Interface dataset entries
<<<<

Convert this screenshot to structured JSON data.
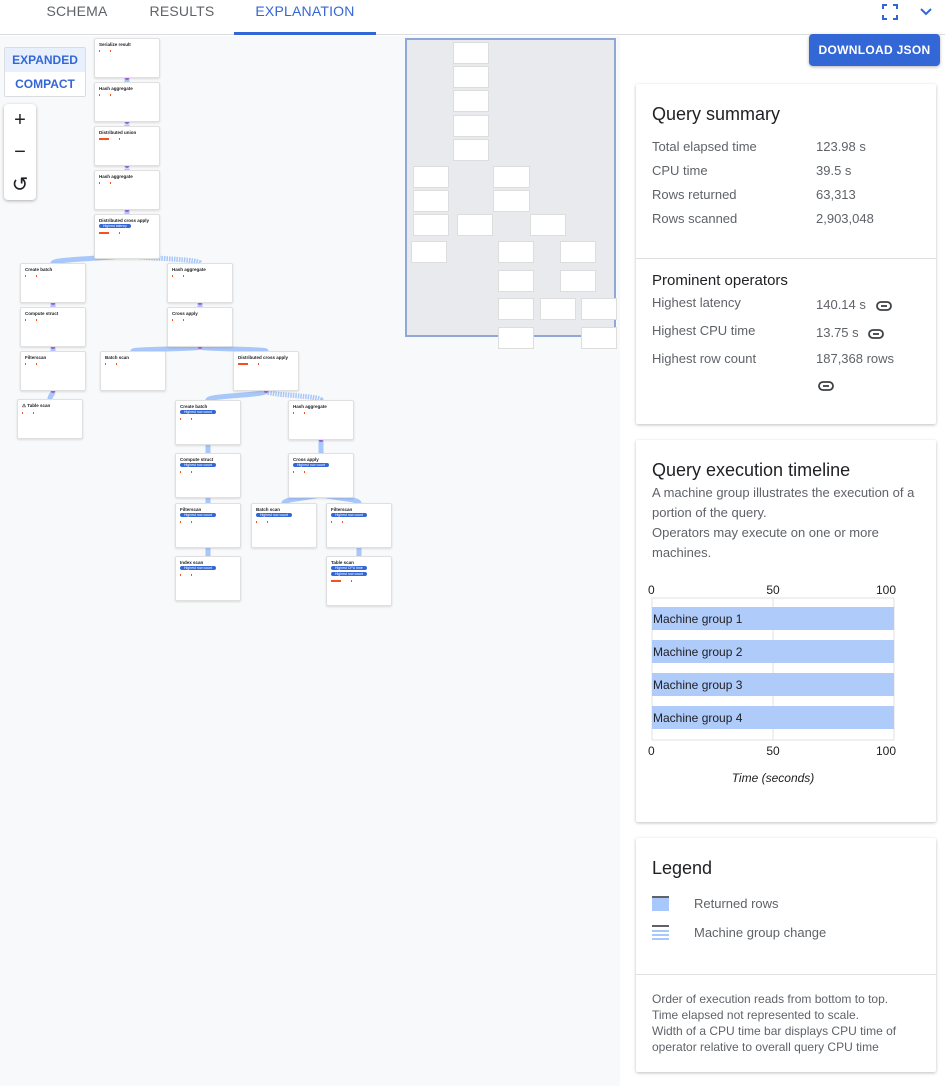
{
  "tabs": [
    {
      "label": "SCHEMA",
      "active": false
    },
    {
      "label": "RESULTS",
      "active": false
    },
    {
      "label": "EXPLANATION",
      "active": true
    }
  ],
  "header_icons": [
    "fullscreen-icon",
    "chevron-down-icon"
  ],
  "view_mode": {
    "options": [
      "EXPANDED",
      "COMPACT"
    ],
    "selected": "EXPANDED"
  },
  "zoom_controls": {
    "zoom_in": "+",
    "zoom_out": "−",
    "reset": "↺"
  },
  "download_button": "DOWNLOAD JSON",
  "plan_nodes": [
    {
      "id": "n1",
      "title": "Serialize result",
      "badges": [],
      "cpu_bar": false
    },
    {
      "id": "n2",
      "title": "Hash aggregate",
      "badges": [],
      "cpu_bar": false
    },
    {
      "id": "n3",
      "title": "Distributed union",
      "badges": [],
      "cpu_bar": true
    },
    {
      "id": "n4",
      "title": "Hash aggregate",
      "badges": [],
      "cpu_bar": false
    },
    {
      "id": "n5",
      "title": "Distributed cross apply",
      "badges": [
        "Highest latency"
      ],
      "cpu_bar": true
    },
    {
      "id": "n6",
      "title": "Create batch",
      "badges": [],
      "cpu_bar": false
    },
    {
      "id": "n7",
      "title": "Hash aggregate",
      "badges": [],
      "cpu_bar": false
    },
    {
      "id": "n8",
      "title": "Compute struct",
      "badges": [],
      "cpu_bar": false
    },
    {
      "id": "n9",
      "title": "Cross apply",
      "badges": [],
      "cpu_bar": false
    },
    {
      "id": "n10",
      "title": "Filterscan",
      "badges": [],
      "cpu_bar": false
    },
    {
      "id": "n11",
      "title": "Batch scan",
      "badges": [],
      "cpu_bar": false
    },
    {
      "id": "n12",
      "title": "Distributed cross apply",
      "badges": [],
      "cpu_bar": true
    },
    {
      "id": "n13",
      "title": "Table scan",
      "badges": [],
      "cpu_bar": false,
      "warning": true
    },
    {
      "id": "n14",
      "title": "Create batch",
      "badges": [
        "Highest row count"
      ],
      "cpu_bar": false
    },
    {
      "id": "n15",
      "title": "Hash aggregate",
      "badges": [],
      "cpu_bar": false
    },
    {
      "id": "n16",
      "title": "Compute struct",
      "badges": [
        "Highest row count"
      ],
      "cpu_bar": false
    },
    {
      "id": "n17",
      "title": "Cross apply",
      "badges": [
        "Highest row count"
      ],
      "cpu_bar": false
    },
    {
      "id": "n18",
      "title": "Filterscan",
      "badges": [
        "Highest row count"
      ],
      "cpu_bar": false
    },
    {
      "id": "n19",
      "title": "Batch scan",
      "badges": [
        "Highest row count"
      ],
      "cpu_bar": false
    },
    {
      "id": "n20",
      "title": "Filterscan",
      "badges": [
        "Highest row count"
      ],
      "cpu_bar": false
    },
    {
      "id": "n21",
      "title": "Index scan",
      "badges": [
        "Highest row count"
      ],
      "cpu_bar": false
    },
    {
      "id": "n22",
      "title": "Table scan",
      "badges": [
        "Highest CPU time",
        "Highest row count"
      ],
      "cpu_bar": true
    }
  ],
  "query_summary": {
    "title": "Query summary",
    "rows": [
      {
        "label": "Total elapsed time",
        "value": "123.98 s"
      },
      {
        "label": "CPU time",
        "value": "39.5 s"
      },
      {
        "label": "Rows returned",
        "value": "63,313"
      },
      {
        "label": "Rows scanned",
        "value": "2,903,048"
      }
    ]
  },
  "prominent_operators": {
    "title": "Prominent operators",
    "rows": [
      {
        "label": "Highest latency",
        "value": "140.14 s"
      },
      {
        "label": "Highest CPU time",
        "value": "13.75 s"
      },
      {
        "label": "Highest row count",
        "value": "187,368 rows"
      }
    ]
  },
  "timeline": {
    "title": "Query execution timeline",
    "desc1": "A machine group illustrates the execution of a portion of the query.",
    "desc2": "Operators may execute on one or more machines."
  },
  "chart_data": {
    "type": "bar",
    "orientation": "horizontal",
    "categories": [
      "Machine group 1",
      "Machine group 2",
      "Machine group 3",
      "Machine group 4"
    ],
    "series": [
      {
        "name": "Machine group execution",
        "start": [
          0,
          0,
          0,
          0
        ],
        "end": [
          100,
          100,
          100,
          100
        ]
      }
    ],
    "xlabel": "Time (seconds)",
    "xticks": [
      "0",
      "50",
      "100"
    ],
    "xlim": [
      0,
      100
    ],
    "bar_color": "#aecbfa",
    "grid": true
  },
  "legend": {
    "title": "Legend",
    "items": [
      {
        "label": "Returned rows",
        "icon": "returned-rows-swatch"
      },
      {
        "label": "Machine group change",
        "icon": "machine-group-change-swatch"
      }
    ],
    "notes": [
      "Order of execution reads from bottom to top.",
      "Time elapsed not represented to scale.",
      "Width of a CPU time bar displays CPU time of operator relative to overall query CPU time"
    ]
  },
  "colors": {
    "accent": "#3367d6",
    "bar": "#aecbfa",
    "cpu_bar": "#f4511e",
    "edge": "#a8c7fa"
  }
}
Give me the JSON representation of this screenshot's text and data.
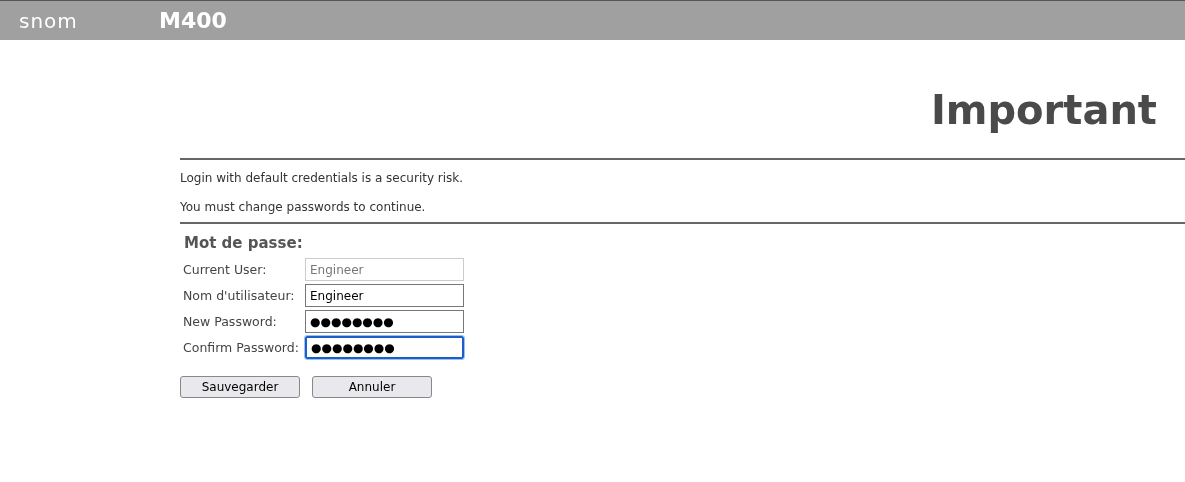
{
  "header": {
    "brand": "snom",
    "model": "M400"
  },
  "title": "Important",
  "messages": [
    "Login with default credentials is a security risk.",
    "You must change passwords to continue."
  ],
  "section_title": "Mot de passe:",
  "fields": [
    {
      "label": "Current User:",
      "value": "Engineer",
      "disabled": true,
      "focused": false
    },
    {
      "label": "Nom d'utilisateur:",
      "value": "Engineer",
      "disabled": false,
      "focused": false
    },
    {
      "label": "New Password:",
      "value": "●●●●●●●●",
      "disabled": false,
      "focused": false
    },
    {
      "label": "Confirm Password:",
      "value": "●●●●●●●●",
      "disabled": false,
      "focused": true
    }
  ],
  "buttons": [
    "Sauvegarder",
    "Annuler"
  ]
}
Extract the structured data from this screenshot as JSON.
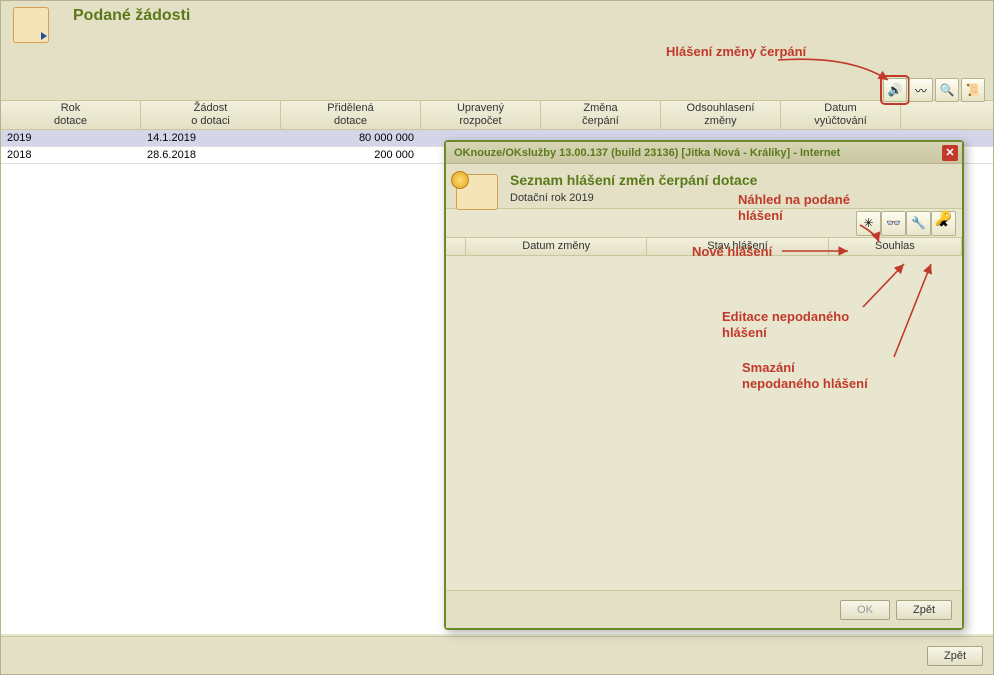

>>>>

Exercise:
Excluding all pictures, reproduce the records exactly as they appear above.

Task response:
Convert this screenshot to structured JSON data.
{
  "tabs": [
    {
      "label": "SCHEMA",
      "active": false
    },
    {
      "label": "RESULTS",
      "active": false
    },
    {
      "label": "EXPLANATION",
      "active": true
    }
  ],
  "header_icons": [
    "fullscreen-icon",
    "chevron-down-icon"
  ],
  "view_mode": {
    "options": [
      "EXPANDED",
      "COMPACT"
    ],
    "selected": "EXPANDED"
  },
  "zoom_controls": {
    "zoom_in": "+",
    "zoom_out": "−",
    "reset": "↺"
  },
  "download_button": "DOWNLOAD JSON",
  "plan_nodes": [
    {
      "id": "n1",
      "title": "Serialize result",
      "badges": [],
      "cpu_bar": false
    },
    {
      "id": "n2",
      "title": "Hash aggregate",
      "badges": [],
      "cpu_bar": false
    },
    {
      "id": "n3",
      "title": "Distributed union",
      "badges": [],
      "cpu_bar": true
    },
    {
      "id": "n4",
      "title": "Hash aggregate",
      "badges": [],
      "cpu_bar": false
    },
    {
      "id": "n5",
      "title": "Distributed cross apply",
      "badges": [
        "Highest latency"
      ],
      "cpu_bar": true
    },
    {
      "id": "n6",
      "title": "Create batch",
      "badges": [],
      "cpu_bar": false
    },
    {
      "id": "n7",
      "title": "Hash aggregate",
      "badges": [],
      "cpu_bar": false
    },
    {
      "id": "n8",
      "title": "Compute struct",
      "badges": [],
      "cpu_bar": false
    },
    {
      "id": "n9",
      "title": "Cross apply",
      "badges": [],
      "cpu_bar": false
    },
    {
      "id": "n10",
      "title": "Filterscan",
      "badges": [],
      "cpu_bar": false
    },
    {
      "id": "n11",
      "title": "Batch scan",
      "badges": [],
      "cpu_bar": false
    },
    {
      "id": "n12",
      "title": "Distributed cross apply",
      "badges": [],
      "cpu_bar": true
    },
    {
      "id": "n13",
      "title": "Table scan",
      "badges": [],
      "cpu_bar": false,
      "warning": true
    },
    {
      "id": "n14",
      "title": "Create batch",
      "badges": [
        "Highest row count"
      ],
      "cpu_bar": false
    },
    {
      "id": "n15",
      "title": "Hash aggregate",
      "badges": [],
      "cpu_bar": false
    },
    {
      "id": "n16",
      "title": "Compute struct",
      "badges": [
        "Highest row count"
      ],
      "cpu_bar": false
    },
    {
      "id": "n17",
      "title": "Cross apply",
      "badges": [
        "Highest row count"
      ],
      "cpu_bar": false
    },
    {
      "id": "n18",
      "title": "Filterscan",
      "badges": [
        "Highest row count"
      ],
      "cpu_bar": false
    },
    {
      "id": "n19",
      "title": "Batch scan",
      "badges": [
        "Highest row count"
      ],
      "cpu_bar": false
    },
    {
      "id": "n20",
      "title": "Filterscan",
      "badges": [
        "Highest row count"
      ],
      "cpu_bar": false
    },
    {
      "id": "n21",
      "title": "Index scan",
      "badges": [
        "Highest row count"
      ],
      "cpu_bar": false
    },
    {
      "id": "n22",
      "title": "Table scan",
      "badges": [
        "Highest CPU time",
        "Highest row count"
      ],
      "cpu_bar": true
    }
  ],
  "query_summary": {
    "title": "Query summary",
    "rows": [
      {
        "label": "Total elapsed time",
        "value": "123.98 s"
      },
      {
        "label": "CPU time",
        "value": "39.5 s"
      },
      {
        "label": "Rows returned",
        "value": "63,313"
      },
      {
        "label": "Rows scanned",
        "value": "2,903,048"
      }
    ]
  },
  "prominent_operators": {
    "title": "Prominent operators",
    "rows": [
      {
        "label": "Highest latency",
        "value": "140.14 s"
      },
      {
        "label": "Highest CPU time",
        "value": "13.75 s"
      },
      {
        "label": "Highest row count",
        "value": "187,368 rows"
      }
    ]
  },
  "timeline": {
    "title": "Query execution timeline",
    "desc1": "A machine group illustrates the execution of a portion of the query.",
    "desc2": "Operators may execute on one or more machines."
  },
  "chart_data": {
    "type": "bar",
    "orientation": "horizontal",
    "categories": [
      "Machine group 1",
      "Machine group 2",
      "Machine group 3",
      "Machine group 4"
    ],
    "series": [
      {
        "name": "Machine group execution",
        "start": [
          0,
          0,
          0,
          0
        ],
        "end": [
          100,
          100,
          100,
          100
        ]
      }
    ],
    "xlabel": "Time (seconds)",
    "xticks": [
      "0",
      "50",
      "100"
    ],
    "xlim": [
      0,
      100
    ],
    "bar_color": "#aecbfa",
    "grid": true
  },
  "legend": {
    "title": "Legend",
    "items": [
      {
        "label": "Returned rows",
        "icon": "returned-rows-swatch"
      },
      {
        "label": "Machine group change",
        "icon": "machine-group-change-swatch"
      }
    ],
    "notes": [
      "Order of execution reads from bottom to top.",
      "Time elapsed not represented to scale.",
      "Width of a CPU time bar displays CPU time of operator relative to overall query CPU time"
    ]
  },
  "colors": {
    "accent": "#3367d6",
    "bar": "#aecbfa",
    "cpu_bar": "#f4511e",
    "edge": "#a8c7fa"
  }
}
Give me the JSON representation of this screenshot's text and data.
{
  "header": {
    "brand": "snom",
    "model": "M400"
  },
  "title": "Important",
  "messages": [
    "Login with default credentials is a security risk.",
    "You must change passwords to continue."
  ],
  "section_title": "Mot de passe:",
  "fields": [
    {
      "label": "Current User:",
      "value": "Engineer",
      "disabled": true,
      "focused": false
    },
    {
      "label": "Nom d'utilisateur:",
      "value": "Engineer",
      "disabled": false,
      "focused": false
    },
    {
      "label": "New Password:",
      "value": "●●●●●●●●",
      "disabled": false,
      "focused": false
    },
    {
      "label": "Confirm Password:",
      "value": "●●●●●●●●",
      "disabled": false,
      "focused": true
    }
  ],
  "buttons": [
    "Sauvegarder",
    "Annuler"
  ]
}
Extract the structured data from this screenshot as JSON.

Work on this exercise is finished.